The Drive Me program was announced in 2015, and Volvo claimed it would be pushing out 100 new level four autonomous XC90s to families in Sweden to test out its autonomous driving technology by the end of 2017. Similar programs were to be subsequently launched in the U.K. and China.


The Drive Me program has been drastically changed and the new plan is to test limited level two semi-autonomous technologies that require driver attention in a build up to level four testing by 2021.

Automotive News Europe reported that Volvo ran into problems it couldn’t solve on such a hasty schedule when developing the program:

“On the journey, some of the questions that we thought were really difficult to answer have been answered much faster than we expected. And in some areas, we are finding that there were more issues to dig into and solve than we expected,” Marcus Rothoff, Volvo’s autonomous driving program director, told Automotive News Europe.

One of those issues is the automaker’s reluctance to pick a so-called “sensor set” too early.

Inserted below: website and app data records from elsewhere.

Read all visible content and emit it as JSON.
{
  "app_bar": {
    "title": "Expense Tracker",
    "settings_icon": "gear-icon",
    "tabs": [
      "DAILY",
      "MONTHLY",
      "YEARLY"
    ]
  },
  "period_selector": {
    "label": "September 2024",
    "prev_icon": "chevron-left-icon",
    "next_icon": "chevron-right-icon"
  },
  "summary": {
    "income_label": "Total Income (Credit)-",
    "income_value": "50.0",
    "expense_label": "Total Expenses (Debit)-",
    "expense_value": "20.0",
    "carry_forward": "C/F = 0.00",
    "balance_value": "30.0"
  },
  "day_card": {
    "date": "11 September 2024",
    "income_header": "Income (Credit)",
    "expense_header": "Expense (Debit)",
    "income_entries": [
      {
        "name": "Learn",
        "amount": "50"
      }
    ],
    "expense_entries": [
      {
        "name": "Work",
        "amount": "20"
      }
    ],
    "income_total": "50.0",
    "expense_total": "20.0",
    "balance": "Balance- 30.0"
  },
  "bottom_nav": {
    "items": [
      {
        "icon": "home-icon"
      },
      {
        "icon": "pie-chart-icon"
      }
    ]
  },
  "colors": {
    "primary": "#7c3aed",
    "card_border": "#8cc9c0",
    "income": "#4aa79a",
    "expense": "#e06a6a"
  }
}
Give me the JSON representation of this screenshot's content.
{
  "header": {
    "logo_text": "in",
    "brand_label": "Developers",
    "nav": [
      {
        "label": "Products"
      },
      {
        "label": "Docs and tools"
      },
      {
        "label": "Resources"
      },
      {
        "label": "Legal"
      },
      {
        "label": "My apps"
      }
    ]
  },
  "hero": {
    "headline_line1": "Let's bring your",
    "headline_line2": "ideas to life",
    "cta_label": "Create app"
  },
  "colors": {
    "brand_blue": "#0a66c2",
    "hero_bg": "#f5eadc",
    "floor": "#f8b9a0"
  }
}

“The development in sensor performance and processor capabilities is going so much faster than we expected in 2013,” Rothoff said on Monday. “Because advancements are being made at such a rapid pace, we want to make this decision as late as possible.”


Leave it to Volvo to responsibly admit its technology isn’t ready and appropriately slow down its development, and not just beta test unfinished technology on the public. Instead, the XC90s delivered to Swedish families this month with be optioned similarly to vehicles already available for sale in the U.S., which definitely needed some work when we drove one last year, and the fancier, hands-off stuff won’t be coming until much later.

Some automakers, like Ford and GM, earmarked public rollout of its technologies around 2020 from the beginning, and it won’t be surprising if other companies end up slowing down their autonomous projects. It’s almost certainly for the better.